FUNDING for an anti-social behaviour out-of-hours service is to be cut.

The £60,000-a-year paid to police is part of a list of so-called “management adjustments”, cuts made by council bosses without approval of elected councillors.

The list is normally made public in October but has not been formally published with committee or council papers and will not be part of the budget consultation by the SNP administration.

It also includes cutting 16 jobs, reducing school and council building cleaning, and replacing milk or diluted fruit juice to school meals with water. Pupils will continue to get free milk daily at other times.

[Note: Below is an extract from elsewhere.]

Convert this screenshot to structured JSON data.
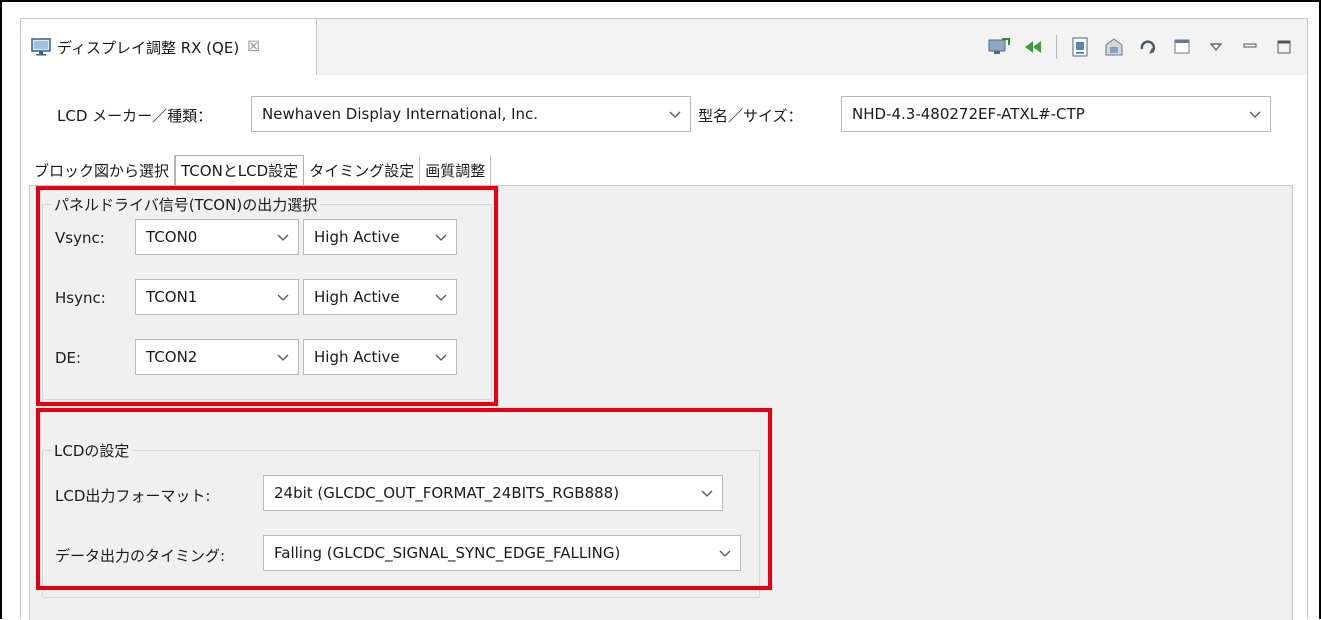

Labour councillor Danny Lennie blasted the cut to the noise complaints service. Police will still take calls but the Clydebank Waterfront member said it would mean anti-social behaviour calls would be pushed further down the priority list.

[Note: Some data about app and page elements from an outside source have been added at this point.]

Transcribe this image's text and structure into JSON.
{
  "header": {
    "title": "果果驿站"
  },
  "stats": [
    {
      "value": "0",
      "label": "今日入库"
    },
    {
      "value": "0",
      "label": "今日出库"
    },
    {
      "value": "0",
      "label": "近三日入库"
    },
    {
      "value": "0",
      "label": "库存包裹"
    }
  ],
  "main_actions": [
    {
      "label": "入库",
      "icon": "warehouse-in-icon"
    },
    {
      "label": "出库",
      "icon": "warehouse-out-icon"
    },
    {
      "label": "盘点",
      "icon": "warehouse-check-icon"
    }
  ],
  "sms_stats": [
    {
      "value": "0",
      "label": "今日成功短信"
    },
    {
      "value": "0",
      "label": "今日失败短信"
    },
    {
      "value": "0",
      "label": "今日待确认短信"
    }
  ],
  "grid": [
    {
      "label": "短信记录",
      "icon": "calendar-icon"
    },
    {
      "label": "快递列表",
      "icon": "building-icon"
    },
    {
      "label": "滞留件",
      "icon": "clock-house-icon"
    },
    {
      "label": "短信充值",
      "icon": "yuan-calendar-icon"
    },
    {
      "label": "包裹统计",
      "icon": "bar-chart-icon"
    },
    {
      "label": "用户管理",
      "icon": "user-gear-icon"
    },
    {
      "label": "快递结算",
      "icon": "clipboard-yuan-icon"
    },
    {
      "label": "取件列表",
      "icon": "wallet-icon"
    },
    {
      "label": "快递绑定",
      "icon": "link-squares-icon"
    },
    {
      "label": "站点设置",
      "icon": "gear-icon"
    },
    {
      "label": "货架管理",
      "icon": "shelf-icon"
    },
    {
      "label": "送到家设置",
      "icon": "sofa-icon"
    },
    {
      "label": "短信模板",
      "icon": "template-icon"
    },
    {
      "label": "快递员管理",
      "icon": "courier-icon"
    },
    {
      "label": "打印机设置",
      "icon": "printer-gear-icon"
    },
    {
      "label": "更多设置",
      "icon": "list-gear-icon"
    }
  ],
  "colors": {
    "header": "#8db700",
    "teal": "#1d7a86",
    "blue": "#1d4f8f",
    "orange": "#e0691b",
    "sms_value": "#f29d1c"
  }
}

He said: “I live in a high flat. The management that put this in place have never been in a high flat. You have put the residents in danger. Everybody is going to terrorise my high flat. That is not acceptable.”

SNP finance convener Cllr Ian Dickson replied: “I think you do our citizens a great disservice by assuming they’re going to commit anti-social behaviour.”

Management adjustments were not part of the formal council meeting papers but can be requested.

It made for a messy debate about draft budget calculations over what has been cut by council officers, what could be cut by councillors and how open the process has been.

When questioned by Labour what the SNP would put in place of the anti-social behaviour service, Cllr Dickson replied: “It’s a management adjustment so it’s not a council decision.

“As management adjustments, we can look at that in February. Let’s have a grown-up discussion.”

Labour Cllr Gail Casey hit back: “This is not getting consulted on.”

Cllr David McBride said: “Currently residents can phone the police and they must respond within two hours. This is a political cut and it shouldn’t be hidden away from councillors, the public and the press.”

“I think our residents will think that £60,000 is excellent value for money for residents who make a noise complaint.”

Speaking after the meeting, police said they take all anti-social behaviour complaints seriously.

Inspector David Quinn said: “We treat noise complaints seriously and work with partner agencies to find a solution to them. We will of course take enforcement action when required and I would remind residents to be considerate towards their neighbours.”